Fun With Funnygraph Photos (Nov, 1929)
Fun With Funnygraph Photos
By WALTER E. BURTON
Distorted photographs giving the bizarre effect one obtains on looking into a curved mirror provide a novel form of fun-making. The methods of producing such photos described below can be used by any amateur photographer.
DID you ever see a funnygraph? Or perhaps you would prefer to call it a “phoneygraph.” Anyway, a funnygraph is an ideal means of proving, photographically, how your friends do not look. It is simply a photographic enlargement that has been purposely distorted by any of a dozen or more methods so that the normal features are no longer normal.
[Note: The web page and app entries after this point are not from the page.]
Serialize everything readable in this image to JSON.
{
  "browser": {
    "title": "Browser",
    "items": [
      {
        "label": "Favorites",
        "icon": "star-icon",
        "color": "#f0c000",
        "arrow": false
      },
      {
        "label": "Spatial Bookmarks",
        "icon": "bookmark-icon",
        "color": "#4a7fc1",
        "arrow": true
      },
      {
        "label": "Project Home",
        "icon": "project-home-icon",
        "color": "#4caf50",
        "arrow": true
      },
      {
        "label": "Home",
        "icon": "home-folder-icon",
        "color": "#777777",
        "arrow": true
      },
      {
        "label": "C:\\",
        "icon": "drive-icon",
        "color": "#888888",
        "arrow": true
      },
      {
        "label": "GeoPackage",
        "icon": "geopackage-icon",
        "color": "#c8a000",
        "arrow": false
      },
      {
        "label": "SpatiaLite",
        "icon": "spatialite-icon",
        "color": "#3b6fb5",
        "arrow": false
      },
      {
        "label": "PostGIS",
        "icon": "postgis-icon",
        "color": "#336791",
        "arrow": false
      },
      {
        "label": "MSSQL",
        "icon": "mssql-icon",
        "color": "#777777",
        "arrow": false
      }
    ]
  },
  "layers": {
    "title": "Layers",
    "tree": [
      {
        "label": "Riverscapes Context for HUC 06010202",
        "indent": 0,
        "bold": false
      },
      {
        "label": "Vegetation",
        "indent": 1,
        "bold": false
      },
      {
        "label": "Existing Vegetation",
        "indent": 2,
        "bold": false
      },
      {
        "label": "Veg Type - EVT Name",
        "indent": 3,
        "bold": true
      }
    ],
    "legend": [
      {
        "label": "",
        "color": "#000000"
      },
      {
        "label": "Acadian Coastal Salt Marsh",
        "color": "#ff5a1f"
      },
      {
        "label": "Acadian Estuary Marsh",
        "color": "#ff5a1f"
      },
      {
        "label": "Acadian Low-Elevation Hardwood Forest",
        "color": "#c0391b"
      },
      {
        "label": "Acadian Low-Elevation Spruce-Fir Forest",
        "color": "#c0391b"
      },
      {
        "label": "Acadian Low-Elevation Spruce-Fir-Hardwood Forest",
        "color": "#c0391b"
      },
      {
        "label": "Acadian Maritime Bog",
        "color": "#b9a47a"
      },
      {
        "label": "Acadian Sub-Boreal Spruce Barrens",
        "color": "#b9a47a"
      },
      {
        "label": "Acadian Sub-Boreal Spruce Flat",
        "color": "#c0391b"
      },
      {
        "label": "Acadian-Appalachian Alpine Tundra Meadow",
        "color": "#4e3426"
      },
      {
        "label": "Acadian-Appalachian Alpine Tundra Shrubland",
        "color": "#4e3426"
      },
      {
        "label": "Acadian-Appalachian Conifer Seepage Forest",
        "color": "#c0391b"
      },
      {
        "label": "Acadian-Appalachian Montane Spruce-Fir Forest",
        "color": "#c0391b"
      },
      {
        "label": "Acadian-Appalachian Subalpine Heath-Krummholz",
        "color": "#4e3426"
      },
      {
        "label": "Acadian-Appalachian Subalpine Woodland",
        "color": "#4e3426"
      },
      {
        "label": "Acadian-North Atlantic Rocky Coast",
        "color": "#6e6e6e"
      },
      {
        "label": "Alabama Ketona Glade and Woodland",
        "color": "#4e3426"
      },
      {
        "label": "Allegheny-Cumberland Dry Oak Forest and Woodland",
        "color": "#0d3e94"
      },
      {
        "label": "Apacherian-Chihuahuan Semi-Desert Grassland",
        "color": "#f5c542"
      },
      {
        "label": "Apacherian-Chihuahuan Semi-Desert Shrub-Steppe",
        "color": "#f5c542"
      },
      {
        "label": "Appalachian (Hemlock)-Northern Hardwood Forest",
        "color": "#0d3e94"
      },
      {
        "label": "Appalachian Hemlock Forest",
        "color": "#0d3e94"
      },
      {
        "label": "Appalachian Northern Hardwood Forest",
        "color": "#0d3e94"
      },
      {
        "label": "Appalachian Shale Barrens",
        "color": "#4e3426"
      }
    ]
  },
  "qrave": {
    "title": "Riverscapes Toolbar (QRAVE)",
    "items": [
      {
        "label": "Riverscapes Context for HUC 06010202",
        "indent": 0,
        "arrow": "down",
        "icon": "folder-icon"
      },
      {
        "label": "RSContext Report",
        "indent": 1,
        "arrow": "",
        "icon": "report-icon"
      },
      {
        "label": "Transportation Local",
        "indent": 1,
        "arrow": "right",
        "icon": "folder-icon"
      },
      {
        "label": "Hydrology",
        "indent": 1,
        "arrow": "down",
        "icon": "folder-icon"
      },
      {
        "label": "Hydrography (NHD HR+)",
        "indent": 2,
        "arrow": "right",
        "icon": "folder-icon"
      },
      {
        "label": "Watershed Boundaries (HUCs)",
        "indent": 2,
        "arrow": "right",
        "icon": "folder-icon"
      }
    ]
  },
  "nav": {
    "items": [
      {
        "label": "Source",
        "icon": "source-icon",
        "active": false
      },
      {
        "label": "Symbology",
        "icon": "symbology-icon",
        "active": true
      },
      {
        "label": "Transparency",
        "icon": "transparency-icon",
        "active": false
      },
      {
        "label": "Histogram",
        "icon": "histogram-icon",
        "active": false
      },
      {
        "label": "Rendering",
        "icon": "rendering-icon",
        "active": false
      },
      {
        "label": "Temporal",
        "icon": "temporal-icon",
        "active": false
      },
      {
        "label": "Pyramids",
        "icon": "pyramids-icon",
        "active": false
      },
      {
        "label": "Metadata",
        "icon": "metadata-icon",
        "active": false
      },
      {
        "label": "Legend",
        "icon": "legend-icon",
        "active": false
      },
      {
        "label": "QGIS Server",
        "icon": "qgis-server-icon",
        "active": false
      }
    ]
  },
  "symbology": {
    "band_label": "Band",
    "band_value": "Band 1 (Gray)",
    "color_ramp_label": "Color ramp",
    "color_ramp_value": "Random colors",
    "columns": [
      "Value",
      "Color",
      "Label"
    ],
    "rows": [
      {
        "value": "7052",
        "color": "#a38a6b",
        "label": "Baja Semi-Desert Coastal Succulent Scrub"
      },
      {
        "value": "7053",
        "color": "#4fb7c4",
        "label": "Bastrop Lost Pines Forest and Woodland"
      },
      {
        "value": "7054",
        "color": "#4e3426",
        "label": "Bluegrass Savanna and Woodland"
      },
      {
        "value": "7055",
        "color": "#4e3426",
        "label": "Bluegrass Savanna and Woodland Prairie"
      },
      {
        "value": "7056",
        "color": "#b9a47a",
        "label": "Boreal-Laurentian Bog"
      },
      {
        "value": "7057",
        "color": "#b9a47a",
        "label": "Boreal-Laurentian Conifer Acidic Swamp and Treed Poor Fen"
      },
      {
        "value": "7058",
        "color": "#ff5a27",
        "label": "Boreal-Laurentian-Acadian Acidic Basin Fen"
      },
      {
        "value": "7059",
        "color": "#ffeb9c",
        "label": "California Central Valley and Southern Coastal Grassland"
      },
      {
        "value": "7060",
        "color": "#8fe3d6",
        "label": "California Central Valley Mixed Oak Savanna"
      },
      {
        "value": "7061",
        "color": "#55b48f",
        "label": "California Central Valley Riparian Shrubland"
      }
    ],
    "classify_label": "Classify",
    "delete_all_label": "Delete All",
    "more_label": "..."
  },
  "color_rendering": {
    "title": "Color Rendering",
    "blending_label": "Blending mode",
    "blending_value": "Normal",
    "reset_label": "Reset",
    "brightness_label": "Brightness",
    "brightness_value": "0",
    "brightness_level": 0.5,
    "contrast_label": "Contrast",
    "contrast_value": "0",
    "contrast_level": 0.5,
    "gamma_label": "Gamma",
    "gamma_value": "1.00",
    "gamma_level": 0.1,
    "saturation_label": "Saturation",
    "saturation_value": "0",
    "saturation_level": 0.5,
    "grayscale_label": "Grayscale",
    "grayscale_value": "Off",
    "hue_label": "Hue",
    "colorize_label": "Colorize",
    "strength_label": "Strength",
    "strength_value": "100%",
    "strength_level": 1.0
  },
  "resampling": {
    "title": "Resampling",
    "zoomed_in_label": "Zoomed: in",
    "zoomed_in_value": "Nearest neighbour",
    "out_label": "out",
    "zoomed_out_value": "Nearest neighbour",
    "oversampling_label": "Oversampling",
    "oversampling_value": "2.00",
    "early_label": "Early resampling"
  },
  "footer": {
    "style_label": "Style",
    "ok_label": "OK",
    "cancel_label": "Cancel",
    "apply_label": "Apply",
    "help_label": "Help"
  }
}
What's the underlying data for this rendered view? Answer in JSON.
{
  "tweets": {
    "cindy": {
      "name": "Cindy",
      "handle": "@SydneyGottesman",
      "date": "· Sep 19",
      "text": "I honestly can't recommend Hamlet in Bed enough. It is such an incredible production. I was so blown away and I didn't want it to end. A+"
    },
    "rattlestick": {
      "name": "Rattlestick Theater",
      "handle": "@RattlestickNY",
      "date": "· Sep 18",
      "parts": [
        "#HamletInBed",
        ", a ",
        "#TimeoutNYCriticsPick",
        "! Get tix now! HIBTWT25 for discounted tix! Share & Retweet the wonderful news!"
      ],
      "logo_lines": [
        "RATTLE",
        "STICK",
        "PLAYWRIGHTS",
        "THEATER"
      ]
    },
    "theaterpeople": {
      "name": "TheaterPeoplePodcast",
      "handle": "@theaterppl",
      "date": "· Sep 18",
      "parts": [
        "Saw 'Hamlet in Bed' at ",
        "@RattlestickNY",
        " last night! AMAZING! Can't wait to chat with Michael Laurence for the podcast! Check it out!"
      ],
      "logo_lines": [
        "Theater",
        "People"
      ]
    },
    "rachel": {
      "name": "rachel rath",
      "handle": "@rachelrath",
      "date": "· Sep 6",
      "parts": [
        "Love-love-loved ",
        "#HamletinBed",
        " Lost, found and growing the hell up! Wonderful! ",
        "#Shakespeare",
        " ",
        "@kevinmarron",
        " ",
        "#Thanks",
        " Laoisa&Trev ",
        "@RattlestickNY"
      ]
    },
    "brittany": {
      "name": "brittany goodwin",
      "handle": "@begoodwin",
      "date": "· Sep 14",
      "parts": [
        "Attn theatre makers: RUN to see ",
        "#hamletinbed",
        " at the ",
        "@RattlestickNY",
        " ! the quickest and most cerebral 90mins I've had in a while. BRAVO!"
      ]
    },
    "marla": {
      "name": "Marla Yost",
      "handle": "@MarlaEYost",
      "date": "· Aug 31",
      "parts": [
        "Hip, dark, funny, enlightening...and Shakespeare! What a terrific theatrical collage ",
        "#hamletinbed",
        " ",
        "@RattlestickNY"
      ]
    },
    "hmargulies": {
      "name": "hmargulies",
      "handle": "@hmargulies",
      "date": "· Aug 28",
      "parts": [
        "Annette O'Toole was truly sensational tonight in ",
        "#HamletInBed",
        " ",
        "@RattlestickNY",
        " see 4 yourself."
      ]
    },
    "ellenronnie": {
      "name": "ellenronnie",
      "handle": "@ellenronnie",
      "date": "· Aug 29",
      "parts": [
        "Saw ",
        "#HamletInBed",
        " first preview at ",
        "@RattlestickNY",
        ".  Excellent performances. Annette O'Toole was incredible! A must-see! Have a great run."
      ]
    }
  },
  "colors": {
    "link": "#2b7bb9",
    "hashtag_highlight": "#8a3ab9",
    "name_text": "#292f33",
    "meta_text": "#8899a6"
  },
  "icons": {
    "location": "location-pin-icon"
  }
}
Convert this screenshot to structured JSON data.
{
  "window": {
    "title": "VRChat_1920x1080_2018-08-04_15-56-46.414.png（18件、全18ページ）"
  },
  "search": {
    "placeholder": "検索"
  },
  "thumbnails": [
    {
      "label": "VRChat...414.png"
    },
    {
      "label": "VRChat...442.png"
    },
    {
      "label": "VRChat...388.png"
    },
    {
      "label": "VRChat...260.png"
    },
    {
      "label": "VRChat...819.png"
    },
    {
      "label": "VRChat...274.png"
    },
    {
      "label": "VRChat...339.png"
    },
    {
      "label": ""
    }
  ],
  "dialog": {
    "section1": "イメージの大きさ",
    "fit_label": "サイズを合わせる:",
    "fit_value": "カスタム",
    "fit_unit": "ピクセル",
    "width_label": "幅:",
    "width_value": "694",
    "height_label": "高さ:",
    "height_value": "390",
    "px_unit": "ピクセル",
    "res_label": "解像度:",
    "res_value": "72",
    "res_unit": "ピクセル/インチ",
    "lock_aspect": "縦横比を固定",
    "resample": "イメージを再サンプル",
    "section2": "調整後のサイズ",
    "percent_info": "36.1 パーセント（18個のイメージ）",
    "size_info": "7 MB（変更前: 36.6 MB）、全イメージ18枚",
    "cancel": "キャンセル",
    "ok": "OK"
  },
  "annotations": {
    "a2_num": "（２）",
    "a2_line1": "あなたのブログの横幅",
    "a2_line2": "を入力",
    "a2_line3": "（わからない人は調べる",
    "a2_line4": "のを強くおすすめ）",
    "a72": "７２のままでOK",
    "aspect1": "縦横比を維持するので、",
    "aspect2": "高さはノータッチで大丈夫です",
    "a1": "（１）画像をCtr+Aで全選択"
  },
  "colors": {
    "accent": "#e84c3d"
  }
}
The making of a funnygraph is simple for anyone who has access to a photographic enlarger. You place the negative in the carrier in the usual way. But instead of holding the sensitized paper in a flat plane parallel to the negative, you bend the paper so that the image that falls upon it is distorted. Or, instead of bending the paper, you can simply place it so that the enlarger light falls upon it at a sharp angle. You might wrap the paper, emulsion side out, around a coffee can and hold it in place with rubber bands. Still another method is to bend the sheet into any of a hundred different forms, holding it in place on the enlarging easel with pins or thumb tacks..
In focusing the image of the negative, you will have to employ slightly different tactics than with a flat paper surface. Because of the tilting or curving of the paper, some parts of the image will be slightly out of focus when other parts are sharp. With the enlarger lens at its largest stop, focus so that the image is sharply defined midway between the nearest and farthest portions of the paper. With portraits, the eyes should be sharpest. Then stop the lens down as far as possible. This, of course, will require a longer exposure than when a larger stop is used. The enlargement is developed and fixed in the usual way.
“What’s the use of a funnygraph?” you may ask.
Well, that depends largely upon your taste or requirements. Perhaps you are looking for an unusual way to brighten your album. A few distorted pictures will do it, especially if some of those to whom you show your collection are honored by “likenesses” of themselves. Or you may have a store and wish to attract the attention of window shoppers who are bored with familiar things. Wouldn’t a few lopsided enlargements of the town’s principal buildings, streets and perhaps officials attract at- tention if displayed under the title “Suppose an Earthquake Visited Us?”
Or maybe you want to liven up a party with some funnygraphs of those attending. A certain camera club, at its recent annual banquet, had an “exhibition” of prints distorted by the method described. It was the feature of the party. Funnygraphs make good place cards, if you have photos of all the guests at your disposal. And it’s hard to beat them as comic Valentines!